"Ridgecrest is a Navy town so for Ridgecrest to thrive and succeed, the Navy needs to thrive and succeed," Gleason said. "So the future of Ridgecrest is bright because Congressman McCarthy’s done a fabulous job and the people we have advocating for us in D.C. have done a fabulous job."
If you drove through Ridgecrest immediately after the quakes, it would be hard to notice much damage. There were a couple of fires and some chimneys caved in but the most significant damage was to about 40 mobile homes, which came off their bases or were otherwise uninhabitable.
Infrastructure throughout the city also endured damage, though it was not major or extensive. City buildings suffered some minor structural damage that needs repair. Though water service to customers was never interrupted, the Indian Wells Valley Water District developed leaks in a couple of storage tanks, had problems with two pumps and minor structural damage to a building totaling about $1 million, said general manager Don Zdeba.
Cerro Coso Community College suffered an estimated $2 million in damage to its buildings, according to a news release from the college, and the Sierra Sands Unified School District also had structural damage including at two elementary schools where the start of the school year was delayed. Gleason said the Inyokern airport also suffered damage to its runway.
The Kern Community College District and Indian Wells Valley Water District had reserves it could use to pay for repairs right away, and most of the agencies will be seeking some reimbursement from the state. The city did not qualify for federal disaster aid, however.

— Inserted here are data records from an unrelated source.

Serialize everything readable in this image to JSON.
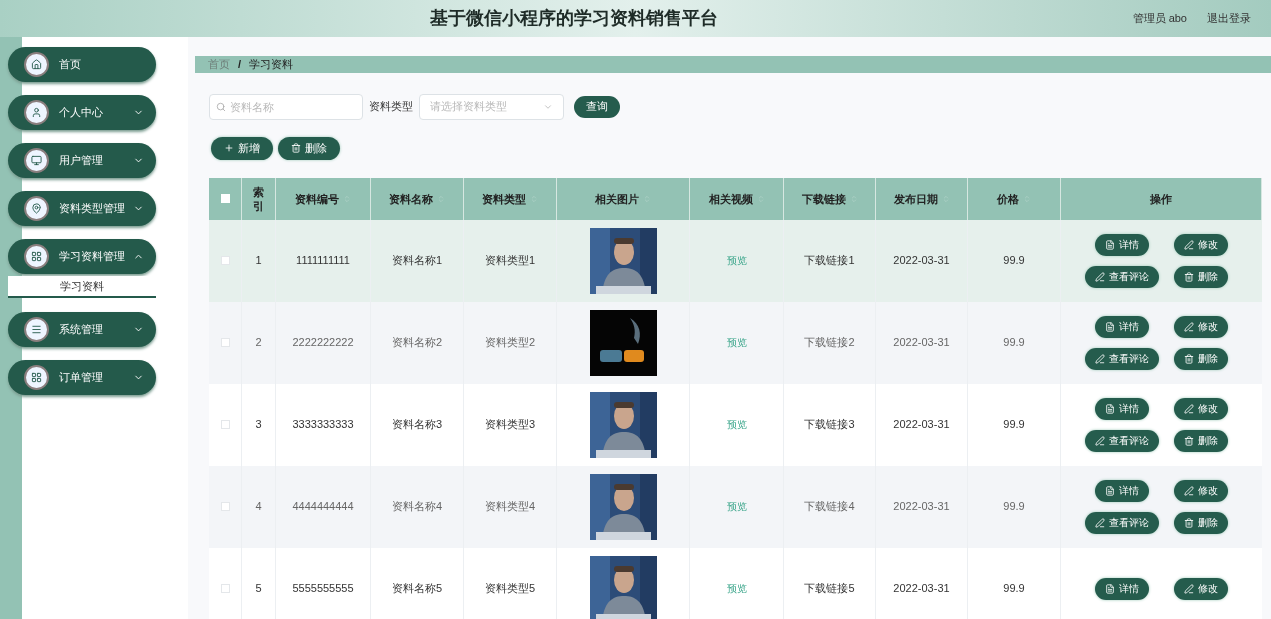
{
  "header": {
    "title": "基于微信小程序的学习资料销售平台",
    "user": "管理员 abo",
    "logout": "退出登录"
  },
  "sidebar": {
    "items": [
      {
        "label": "首页"
      },
      {
        "label": "个人中心",
        "expanded": false
      },
      {
        "label": "用户管理",
        "expanded": false
      },
      {
        "label": "资料类型管理",
        "expanded": false
      },
      {
        "label": "学习资料管理",
        "expanded": true,
        "children": [
          {
            "label": "学习资料",
            "selected": true
          }
        ]
      },
      {
        "label": "系统管理",
        "expanded": false
      },
      {
        "label": "订单管理",
        "expanded": false
      }
    ]
  },
  "breadcrumb": [
    "首页",
    "学习资料"
  ],
  "breadcrumb_separator": "/",
  "search": {
    "placeholder": "资料名称",
    "type_label": "资料类型",
    "type_placeholder": "请选择资料类型",
    "query_button": "查询"
  },
  "toolbar": [
    {
      "label": "新增",
      "kind": "add"
    },
    {
      "label": "删除",
      "kind": "delete"
    }
  ],
  "table": {
    "columns": [
      {
        "label": "索引",
        "sortable": false
      },
      {
        "label": "资料编号",
        "sortable": true
      },
      {
        "label": "资料名称",
        "sortable": true
      },
      {
        "label": "资料类型",
        "sortable": true
      },
      {
        "label": "相关图片",
        "sortable": true
      },
      {
        "label": "相关视频",
        "sortable": true
      },
      {
        "label": "下载链接",
        "sortable": true
      },
      {
        "label": "发布日期",
        "sortable": true
      },
      {
        "label": "价格",
        "sortable": true
      },
      {
        "label": "操作",
        "sortable": false
      }
    ],
    "header_checked": false,
    "rows": [
      {
        "checked": false,
        "hovered": true,
        "index": "1",
        "code": "1111111111",
        "name": "资料名称1",
        "type": "资料类型1",
        "video": "预览",
        "link": "下载链接1",
        "date": "2022-03-31",
        "price": "99.9",
        "actions": [
          {
            "label": "详情",
            "kind": "detail"
          },
          {
            "label": "修改",
            "kind": "edit"
          },
          {
            "label": "查看评论",
            "kind": "edit"
          },
          {
            "label": "删除",
            "kind": "delete"
          }
        ]
      },
      {
        "checked": false,
        "hovered": false,
        "index": "2",
        "code": "2222222222",
        "name": "资料名称2",
        "type": "资料类型2",
        "video": "预览",
        "link": "下载链接2",
        "date": "2022-03-31",
        "price": "99.9",
        "actions": [
          {
            "label": "详情",
            "kind": "detail"
          },
          {
            "label": "修改",
            "kind": "edit"
          },
          {
            "label": "查看评论",
            "kind": "edit"
          },
          {
            "label": "删除",
            "kind": "delete"
          }
        ]
      },
      {
        "checked": false,
        "hovered": false,
        "index": "3",
        "code": "3333333333",
        "name": "资料名称3",
        "type": "资料类型3",
        "video": "预览",
        "link": "下载链接3",
        "date": "2022-03-31",
        "price": "99.9",
        "actions": [
          {
            "label": "详情",
            "kind": "detail"
          },
          {
            "label": "修改",
            "kind": "edit"
          },
          {
            "label": "查看评论",
            "kind": "edit"
          },
          {
            "label": "删除",
            "kind": "delete"
          }
        ]
      },
      {
        "checked": false,
        "hovered": false,
        "index": "4",
        "code": "4444444444",
        "name": "资料名称4",
        "type": "资料类型4",
        "video": "预览",
        "link": "下载链接4",
        "date": "2022-03-31",
        "price": "99.9",
        "actions": [
          {
            "label": "详情",
            "kind": "detail"
          },
          {
            "label": "修改",
            "kind": "edit"
          },
          {
            "label": "查看评论",
            "kind": "edit"
          },
          {
            "label": "删除",
            "kind": "delete"
          }
        ]
      },
      {
        "checked": false,
        "hovered": false,
        "index": "5",
        "code": "5555555555",
        "name": "资料名称5",
        "type": "资料类型5",
        "video": "预览",
        "link": "下载链接5",
        "date": "2022-03-31",
        "price": "99.9",
        "actions": [
          {
            "label": "详情",
            "kind": "detail"
          },
          {
            "label": "修改",
            "kind": "edit"
          }
        ]
      }
    ]
  }
}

That's something Ridgecrest Mayor Peggy Breeden feels a sense of unfairness about. According to the Federal Emergency Management Agency guidelines, a community must have more than $56 million in public damages to qualify for federal assistance. Though numbers have varied, state officials have put the damage in Ridgecrest around $30 million.

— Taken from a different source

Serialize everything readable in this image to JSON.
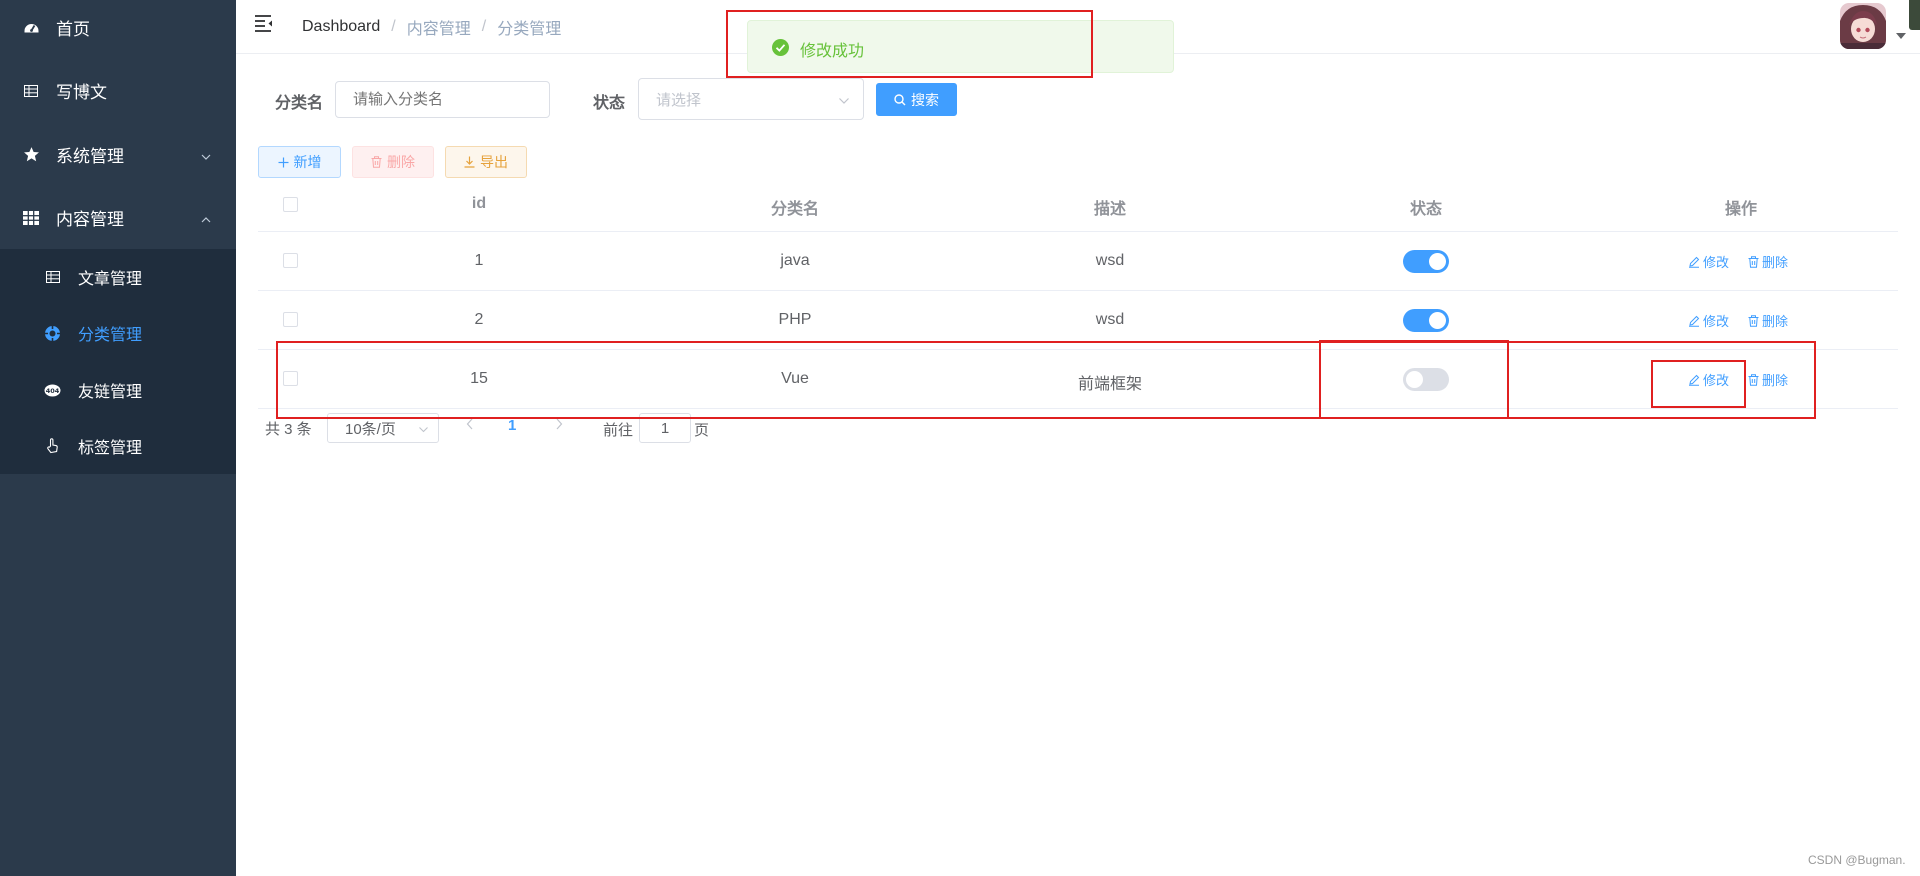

Breeden called it a flawed procedure and feels that eligibility for post-disaster funding should be based on the economic impact of damages on an area, not just a dollar amount.
"What we needed was greater damage before we were going to get the help we needed and that seems arbitrary and unfair," Breeden said. "Whether it’s $1 million or $100 billion, it still means people need help. And that’s what we pay taxes for … because it’s appropriate and needed."

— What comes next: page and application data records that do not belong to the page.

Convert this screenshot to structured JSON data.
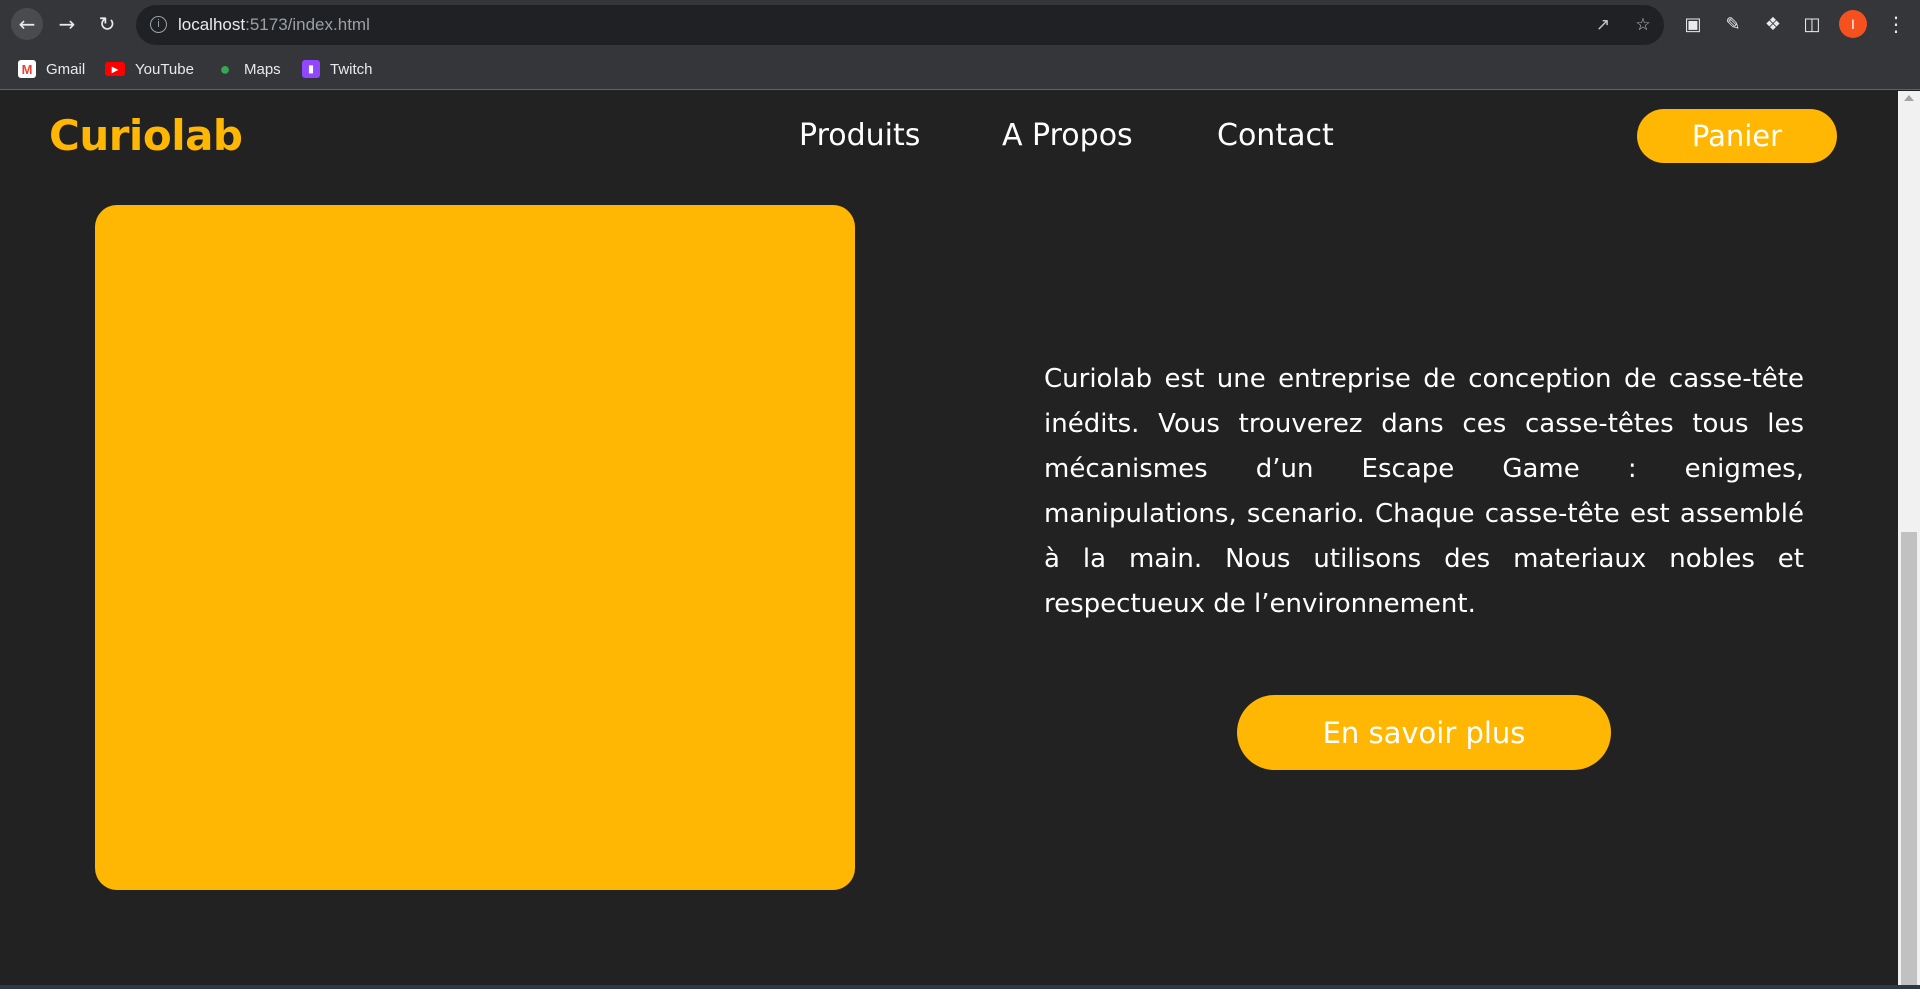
{
  "browser": {
    "url_host": "localhost",
    "url_rest": ":5173/index.html",
    "profile_initial": "I",
    "bookmarks": [
      {
        "label": "Gmail",
        "icon": "gmail-icon"
      },
      {
        "label": "YouTube",
        "icon": "youtube-icon"
      },
      {
        "label": "Maps",
        "icon": "maps-icon"
      },
      {
        "label": "Twitch",
        "icon": "twitch-icon"
      }
    ]
  },
  "site": {
    "logo": "Curiolab",
    "nav": [
      "Produits",
      "A Propos",
      "Contact"
    ],
    "cart_label": "Panier"
  },
  "about": {
    "text": "Curiolab est une entreprise de conception de casse-tête inédits. Vous trouverez dans ces casse-têtes tous les mécanismes d’un Escape Game : enigmes, manipulations, scenario. Chaque casse-tête est assemblé à la main. Nous utilisons des materiaux nobles et respectueux de l’environnement.",
    "button_label": "En savoir plus"
  },
  "colors": {
    "accent": "#ffb703",
    "background": "#222222",
    "text": "#ffffff"
  }
}
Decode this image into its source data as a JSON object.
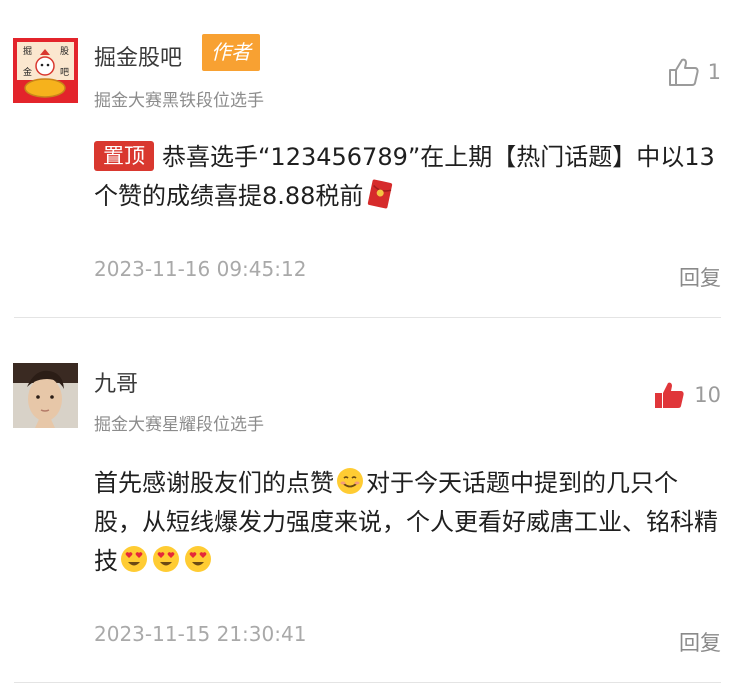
{
  "comments": [
    {
      "username": "掘金股吧",
      "author_badge": "作者",
      "user_title": "掘金大赛黑铁段位选手",
      "like_count": "1",
      "liked": false,
      "pin_badge": "置顶",
      "content": "恭喜选手“123456789”在上期【热门话题】中以13个赞的成绩喜提8.88税前",
      "content_emoji": "red-envelope-icon",
      "timestamp": "2023-11-16 09:45:12",
      "reply_label": "回复",
      "avatar_text": [
        "掘",
        "股",
        "金",
        "吧"
      ]
    },
    {
      "username": "九哥",
      "user_title": "掘金大赛星耀段位选手",
      "like_count": "10",
      "liked": true,
      "content_parts": [
        "首先感谢股友们的点赞",
        "对于今天话题中提到的几只个股，从短线爆发力强度来说，个人更看好威唐工业、铭科精技"
      ],
      "content_emojis": [
        "smiling-face-icon",
        "heart-eyes-icon",
        "heart-eyes-icon",
        "heart-eyes-icon"
      ],
      "timestamp": "2023-11-15 21:30:41",
      "reply_label": "回复"
    }
  ],
  "colors": {
    "author_badge_bg": "#f8a132",
    "pin_badge_bg": "#d9382f",
    "liked_thumb": "#e0363a",
    "unliked_thumb": "#9b9b9b",
    "muted_text": "#8c8c8c",
    "timestamp_text": "#a9a9a9"
  }
}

The California Seismic Safety Commission seemed to agree. It has proposed that FEMA base its eligibility thresholds on a percentage of a jurisdiction's annual gross economic product in a report of findings and recommendations from the Ridgecrest earthquakes issued in September.
"One size truly doesn't fit all if you're in a more rural area like Ridgecrest and Trona," said Mike Garnder, chairman of the California Seismic Safety Commission.
Still, Gardner said he was impressed with how the Ridgecrest community responded in the wake of the biggest earthquake in two decades in California.
"Being smaller, less developed and far from resources, they’re used to being innovative and on their own," he said. "I was impressed with how well the community did and the support they gave each other."
For Mayor Breeden, the work still continues, both the structural repairs to buildings and infrastructure and grappling with the psychological toll on the community.
She recalled the families that sought refuge at the city's community center and how the children loved it at first. But after 36 hours, homesickness set in and Breeden remembered one little boy crying to his mom that he wanted to go home.
"That’s what I don’t think everybody has recovered from," she said, "watching your kid cry because they can’t go home."
Six months later, Ridgecrest has unmet needs and unfulfilled expectations, Breeden said.
"Yet, we are OK," she said. "We are working together and that’s what makes this community unique."